In Parker’s lone year at Duke, McCormick grew older and began to change his tone to a much darker one with lyrics perhaps more conscious than the underage drinking bars that were affiliated with him earlier in his career. As McCormick’s lyric-ability grew, seemingly his mainstream appeal decreased, hints the reason why he may have acted so surprised when Parker shared his appreciation for his work. While the celebrity of McCormick was still extremely strong, his music was considered a bit “underground” compared to his fellow hip-hop stars who shared his level of fame.
Parker, who named Rapsody’s “Eve” and Freddie Gibbs and Madlib’s “Bandana” as the two best projects of the summer, has always been one not to follow what most of his peers always have in the music realm.
Growing up, my peers 'tried' to put me on the upcoming rappers in the chi.
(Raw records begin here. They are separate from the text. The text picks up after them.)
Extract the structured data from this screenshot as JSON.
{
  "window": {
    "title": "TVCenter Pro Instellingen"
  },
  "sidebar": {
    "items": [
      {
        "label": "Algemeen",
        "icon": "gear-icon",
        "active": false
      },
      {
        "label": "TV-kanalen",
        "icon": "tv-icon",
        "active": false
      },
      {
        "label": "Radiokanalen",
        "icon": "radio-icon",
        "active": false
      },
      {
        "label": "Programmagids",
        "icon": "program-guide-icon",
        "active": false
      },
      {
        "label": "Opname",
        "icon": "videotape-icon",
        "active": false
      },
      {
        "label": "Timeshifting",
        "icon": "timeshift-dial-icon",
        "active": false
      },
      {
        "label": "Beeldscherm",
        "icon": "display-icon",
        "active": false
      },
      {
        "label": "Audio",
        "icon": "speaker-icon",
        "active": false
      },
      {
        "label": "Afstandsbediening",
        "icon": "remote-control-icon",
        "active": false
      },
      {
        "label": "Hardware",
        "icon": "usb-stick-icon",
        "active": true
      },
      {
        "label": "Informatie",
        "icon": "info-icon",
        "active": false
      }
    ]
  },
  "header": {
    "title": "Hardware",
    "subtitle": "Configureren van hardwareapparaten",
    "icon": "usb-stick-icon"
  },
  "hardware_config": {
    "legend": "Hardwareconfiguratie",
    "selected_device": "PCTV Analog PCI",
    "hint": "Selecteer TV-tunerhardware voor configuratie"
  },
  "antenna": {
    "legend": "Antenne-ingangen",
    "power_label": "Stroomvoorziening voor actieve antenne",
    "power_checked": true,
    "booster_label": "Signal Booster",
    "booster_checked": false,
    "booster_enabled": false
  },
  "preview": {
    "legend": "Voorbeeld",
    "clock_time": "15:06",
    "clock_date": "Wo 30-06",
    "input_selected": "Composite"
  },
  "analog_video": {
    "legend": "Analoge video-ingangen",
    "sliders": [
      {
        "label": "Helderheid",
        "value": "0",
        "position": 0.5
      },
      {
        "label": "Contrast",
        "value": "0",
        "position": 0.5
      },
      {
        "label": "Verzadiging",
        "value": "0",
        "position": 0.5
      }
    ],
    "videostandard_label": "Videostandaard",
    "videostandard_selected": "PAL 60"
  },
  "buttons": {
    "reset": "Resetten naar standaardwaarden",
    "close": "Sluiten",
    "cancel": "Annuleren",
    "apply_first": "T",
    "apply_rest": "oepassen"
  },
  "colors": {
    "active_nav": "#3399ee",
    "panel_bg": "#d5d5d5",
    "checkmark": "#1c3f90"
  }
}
All I heard back then,shoot em up. Now=put down the guns. #irony— Jabari Parker (@JabariParker) October 14, 2015
But I don't support gun violence, gang violence, and the music behind the movement. and yes, the music does have an influence. #Inverwasafan— Jabari Parker (@JabariParker) October 14, 2015
‘Balling like Jabari Parker, they say I look like him’
Parker has been tabbed basketball’s six-foot-eight Donald Glover doppelgänger for years now.
“I got that actually in my junior year of high school,” Parker said. “He was doing comedy and acting at that time. That was super early on, but I’m a huge Childish Gambino fan. I watch his TV show, I listen to all of his music. I’m proud that I look like him, you know?”
In 2014, Glover escalated the online comparisons by acknowledging them on the 2014 track “Late Night in Kaui” featuring Jaden Smith.
Balling like Jabari Parker, they say I look like him
If we met, bet it would be awkward break out the Sudafed
“Yeah, my boy actually told me,” Parker said of when he found out about the shout out. “I was like, ‘man. He’s doing that?’ The album before that was big, ‘Because the Internet,’ so it was huge.”
Glover and Parker have never actually met, but now playing in the same city his award-winning show “Atlanta” films in, Parker said that he wouldn’t be opposed to receiving an invite to join the likes of Michael Vick, Katt Williams and Migos to make an uncanny cameo on the series.
“If he did give me the chance and opportunity, I’d take it,” Parker said. “I’m not some superstar, I’m really low-key, but stuff like that I don’t take for granted.”